Tiger Woods eyes up the world No 1 spot
With two wins in his last four starts Tiger Woods appears to have found his groove, found a new girlfriend and by the end of the week could find himself back at the top of the world golf rankings.
Certainly Woods heads into Thursday's start (local time) of the Arnold Palmer Invitational with a little extra-spring to his step, fresh off a victory at the WGC-Cadillac championship and playing on a Bay Hill layout that has been a happy hunting ground for the 14-times major winner.
Seven times, including last year, Woods has triumphed at "Arnie's Place" and one more victory would match Sam Snead's PGA Tour record for most wins in a single event.
But despite being back in near peak form, it is Woods' personal life that is once again in the headlines after confirming he and alpine World Cup ski sensation Lindsey Vonn are happily dating.
"We're very happy where we are at but also we wanted to limit the stalk-a-rassi and all those sleazy websites that are out there following us," Woods told in explaining the reasons behind his surprise announcement this week.
"We basically devalued the first photos. Unfortunately that's just the way it is in our society right now."
Following Woods' tumultuous fall from grace, the stars seem to be aligning as he rebuilds his life and image after the scandalous and very public break-up of his marriage.
Having already supplanted Rory McIlroy and his tennis star girlfriend Caroline Wozniacki as the sporting world's power couple, Woods could also nudge the Northern Irishman out of top spot in the rankings.
After a staggering 623 total weeks (including streaks of 264 and 281 consecutive) as world No 1, Woods has not sat atop the rankings for 29 months, a barren stretch that included two-and-a-half years without a PGA Tour win.
With his personal life in order and his swing overhaul almost complete, a buoyant Woods has set himself a lofty goal.
"I don't want to become as good as I was, I want to be better," declared Woods.
"To get back to number one I need to win this week. Not too complicated.
''I don't think people realise how hard it is to become number one in the world."
While getting to number one may be hard work, Woods has made winning at Bay Hill look easy. He won four straight Invitationals from 2000 to 2003 and claimed back-to-back titles in 2008 and 2009 but his most important victory came last year when he ended his PGA Tour trophy drought.
It marked a turning point for Woods, who has gone on to win four more times since his Bay Hill breakthrough, bringing his career total to 76 PGA Tour wins.
"Arnold Palmer has been great over the years to, not just myself, but to all the players out here," said Woods.
"Anytime you can come back and support what he is doing it is very special to us."
While Woods' game is on the rise, McIlroy has struggled following an equipment switch, a run of poor form and questions about his own relationship.

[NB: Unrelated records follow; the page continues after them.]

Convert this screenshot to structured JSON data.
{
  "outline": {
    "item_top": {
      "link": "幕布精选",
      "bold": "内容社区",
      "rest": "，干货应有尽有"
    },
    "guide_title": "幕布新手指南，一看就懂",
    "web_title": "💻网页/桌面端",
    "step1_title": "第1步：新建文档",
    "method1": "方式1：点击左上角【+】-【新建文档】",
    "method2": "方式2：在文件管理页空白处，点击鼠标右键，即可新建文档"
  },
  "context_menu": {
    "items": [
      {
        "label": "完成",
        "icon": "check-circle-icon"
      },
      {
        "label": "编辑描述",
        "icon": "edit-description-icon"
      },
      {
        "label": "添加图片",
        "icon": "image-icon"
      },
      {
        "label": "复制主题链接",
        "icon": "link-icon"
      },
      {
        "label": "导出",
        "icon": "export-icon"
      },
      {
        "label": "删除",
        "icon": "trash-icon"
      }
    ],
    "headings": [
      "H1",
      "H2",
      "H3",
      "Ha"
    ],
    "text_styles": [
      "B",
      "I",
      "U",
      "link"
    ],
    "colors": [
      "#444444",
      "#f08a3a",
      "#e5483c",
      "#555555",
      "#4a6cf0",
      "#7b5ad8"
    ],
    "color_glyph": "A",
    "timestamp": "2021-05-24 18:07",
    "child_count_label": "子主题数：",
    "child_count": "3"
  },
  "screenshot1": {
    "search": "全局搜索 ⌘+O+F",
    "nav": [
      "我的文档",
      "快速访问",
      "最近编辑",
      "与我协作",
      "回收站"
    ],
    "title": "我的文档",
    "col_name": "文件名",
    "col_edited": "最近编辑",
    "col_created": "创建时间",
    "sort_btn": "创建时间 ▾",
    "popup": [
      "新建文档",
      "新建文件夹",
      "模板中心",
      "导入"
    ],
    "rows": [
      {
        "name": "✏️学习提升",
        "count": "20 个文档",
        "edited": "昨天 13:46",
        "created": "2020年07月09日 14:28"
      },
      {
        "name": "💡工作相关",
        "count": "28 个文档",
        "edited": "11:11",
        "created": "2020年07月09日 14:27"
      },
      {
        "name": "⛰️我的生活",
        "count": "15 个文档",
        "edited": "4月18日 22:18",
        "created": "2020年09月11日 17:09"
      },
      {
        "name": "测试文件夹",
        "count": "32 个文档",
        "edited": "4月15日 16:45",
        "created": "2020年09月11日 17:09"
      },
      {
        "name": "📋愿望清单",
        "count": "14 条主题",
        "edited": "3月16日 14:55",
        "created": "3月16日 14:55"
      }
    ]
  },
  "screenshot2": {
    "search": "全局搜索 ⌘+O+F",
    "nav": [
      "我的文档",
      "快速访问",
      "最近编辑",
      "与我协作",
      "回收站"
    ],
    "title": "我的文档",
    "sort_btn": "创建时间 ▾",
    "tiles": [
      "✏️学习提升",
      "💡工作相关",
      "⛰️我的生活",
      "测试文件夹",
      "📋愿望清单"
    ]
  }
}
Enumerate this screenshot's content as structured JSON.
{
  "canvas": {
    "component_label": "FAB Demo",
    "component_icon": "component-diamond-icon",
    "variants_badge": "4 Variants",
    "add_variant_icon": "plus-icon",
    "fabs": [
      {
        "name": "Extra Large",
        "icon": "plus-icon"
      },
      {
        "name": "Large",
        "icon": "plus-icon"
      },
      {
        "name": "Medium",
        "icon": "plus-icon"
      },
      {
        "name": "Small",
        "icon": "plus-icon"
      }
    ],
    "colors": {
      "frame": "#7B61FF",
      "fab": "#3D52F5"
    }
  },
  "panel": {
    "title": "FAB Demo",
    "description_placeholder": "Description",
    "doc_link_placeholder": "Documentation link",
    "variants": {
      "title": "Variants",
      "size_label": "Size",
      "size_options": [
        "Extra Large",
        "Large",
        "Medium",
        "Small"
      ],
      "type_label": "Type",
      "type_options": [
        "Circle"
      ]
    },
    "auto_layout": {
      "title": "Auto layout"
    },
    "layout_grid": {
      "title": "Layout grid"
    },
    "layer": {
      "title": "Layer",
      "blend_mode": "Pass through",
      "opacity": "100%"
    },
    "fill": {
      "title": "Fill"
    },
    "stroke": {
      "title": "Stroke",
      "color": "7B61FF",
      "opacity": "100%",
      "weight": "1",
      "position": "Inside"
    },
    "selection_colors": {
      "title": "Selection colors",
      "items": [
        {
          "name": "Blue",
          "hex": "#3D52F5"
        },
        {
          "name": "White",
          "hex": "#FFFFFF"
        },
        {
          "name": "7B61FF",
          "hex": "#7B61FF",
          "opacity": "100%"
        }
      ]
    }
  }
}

The Northern Irishman was roundly criticised earlier this month when he controversially walked off mid-round at the Honda Classic and was under scrutiny again on Wednesday for his decision to skip Bay Hill and use next week's Houston Open as his Masters tune-up.
Many golfers, including Woods, view the Arnold Palmer Invitational as a sort of golfing pilgrimage to honour "the King", Palmer himself admitting he was surprised with McIlroy's decision to skip his event.
"Frankly, I thought he was going to play," said Palmer.
"I was as surprised as a lot of people when he decided he was not going to play."
Even without McIlroy's presence, Woods will not lack for competition this week with 13 of the world's top 20 in the field, including No 5 Justin Rose and No 10 Phil Mickelson.
The tournament will also mark the return of Fed-Ex Cup champion and points leader Brandt Snedeker, who has been sidelined for five weeks with a rib injury.